Gillian Asplin was born Gillian Davy in 1939 in Grange-over-Sands, but the family soon moved to Arnside as her father had a business transporting coal from the railway sidings at Sandside. She has strong memories of her early days on High Knott Road. Her father was away from home during World War 2 and the family had to make do. Christmas trees were not easily available, but Gillian and her older brother were over the back wall onto Arnside Knott providing the family tree by other means.
Her brother became a boarder at the local school Earnseat, now Ashmeadow House on the Promenade and as the Second World War started evacuees came to Arnside. The lady staying with Gillian sounds to have been rather strict as even though a very small child she can remember being taught to eat everything she was given on pain of a visit from the Minister of Food. Rationing was in force, and a favourite treat was dipping bread in the lard and jelly under a joint of meat.
Another evacuee three doors down was the sister of a famous star off the radio.
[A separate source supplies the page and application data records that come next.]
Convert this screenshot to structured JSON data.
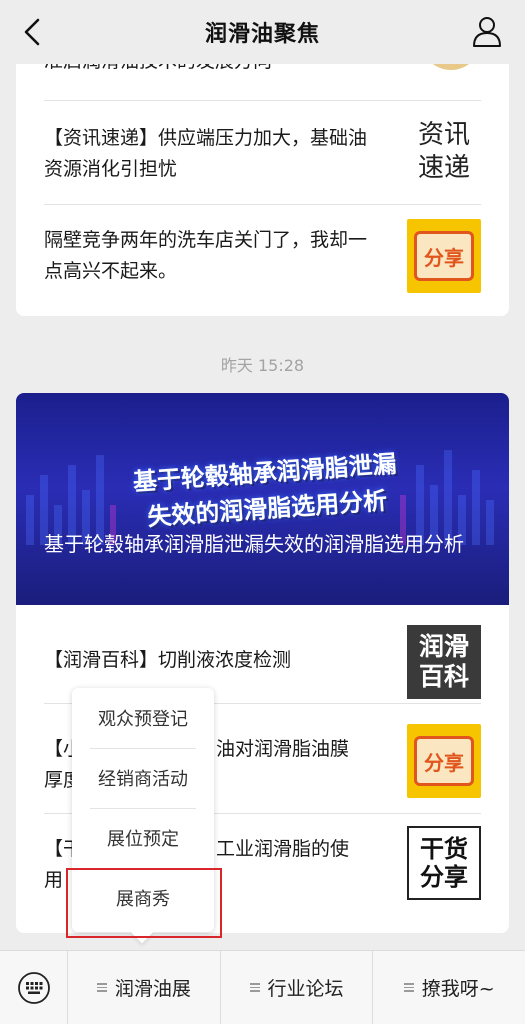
{
  "header": {
    "title": "润滑油聚焦"
  },
  "card1": {
    "top_partial_text": "准启润滑油技术的发展方向",
    "items": [
      {
        "text": "【资讯速递】供应端压力加大，基础油资源消化引担忧",
        "thumb_text": [
          "资讯",
          "速递"
        ]
      },
      {
        "text": "隔壁竞争两年的洗车店关门了，我却一点高兴不起来。",
        "thumb_text": "分享"
      }
    ]
  },
  "timestamp": "昨天 15:28",
  "card2": {
    "banner_title_lines": [
      "基于轮毂轴承润滑脂泄漏",
      "失效的润滑脂选用分析"
    ],
    "banner_caption": "基于轮毂轴承润滑脂泄漏失效的润滑脂选用分析",
    "items": [
      {
        "text": "【润滑百科】切削液浓度检测",
        "thumb_text": [
          "润滑",
          "百科"
        ]
      },
      {
        "text_left": "【小",
        "text_right": "油对润滑脂油膜",
        "text_line2": "厚度",
        "thumb_text": "分享"
      },
      {
        "text_left": "【干",
        "text_right": "工业润滑脂的使",
        "text_line2": "用",
        "thumb_text": [
          "干货",
          "分享"
        ]
      }
    ]
  },
  "popup_menu": {
    "items": [
      "观众预登记",
      "经销商活动",
      "展位预定",
      "展商秀"
    ]
  },
  "bottom_bar": {
    "menus": [
      "润滑油展",
      "行业论坛",
      "撩我呀~"
    ]
  },
  "colors": {
    "share_yellow": "#f7c400",
    "share_orange": "#e0561c",
    "banner_blue": "#2a2db5",
    "highlight_red": "#d8262a"
  }
}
Miss Cavanagh would give Gillian elocution lessons and teach her the “correct” sound of her own name!
Gillian often spent time walking over Arnside Knott and one early evening the bombers could be seen over Barrow-in Furness where ships for the war were being built. The planes could be seen returning back to Germany and a house in Grange-over-Sands was destroyed one night by a bomber returning from a raid. In Gillian’s interview, at this point, you can hear an aircraft in the background, by coincidence the sound of an RAF training aircraft from Yorkshire. These memories are still strong even though, at the time, she was a small child and the terrible significance of the bombing was unknown to her.
When father came home on leave he’d bring American friends from Salisbury. A new treat was chewing gum, but there was twist in the tale as she would get into trouble for sticking bits under the edge of the kitchen table. On a trip to Salisbury, after saving up petrol coupons, American troops in convoy along the Dorset roads would throw sweets to the children in cars passing by.
Another delight was collecting rosehips, the bakers in the village and her friendship with the Barnes’ children at Earnseat. Gillian’s brother used to wear knitted swim suits when he was enjoying the swimming pool. Here Gillian made friends with Helen and they went together to their next school at Seascale on the west Cumbrian coast.
Women in Arnside contributed much to the war effort. Gillian’s mother was an ambulance driver, and she had many a long and difficult drive to the hospital at Conishead Priory, the ambulance having blackout covers on its headlights.
Everyone endured rationing, but Gillian and her mother enjoyed their secret ways round the problem. Gillian was away at her new school at Seascale, where the staff were vigilant, trying to control illicit sweet supplies. When sweets were needed, letters home carrying the question, “Have the cows got out again” would be a code to her mother that fresh supplies were needed. They lived at High Fell above Grange and cows had escaped from the farm opposite.
Enterprise has always been a part of the Davy family, Gillian’s and herself were keen golfers. Her father’s first games were at Arnside, but one enduring golfing establishment is Grange Fell Golf Course.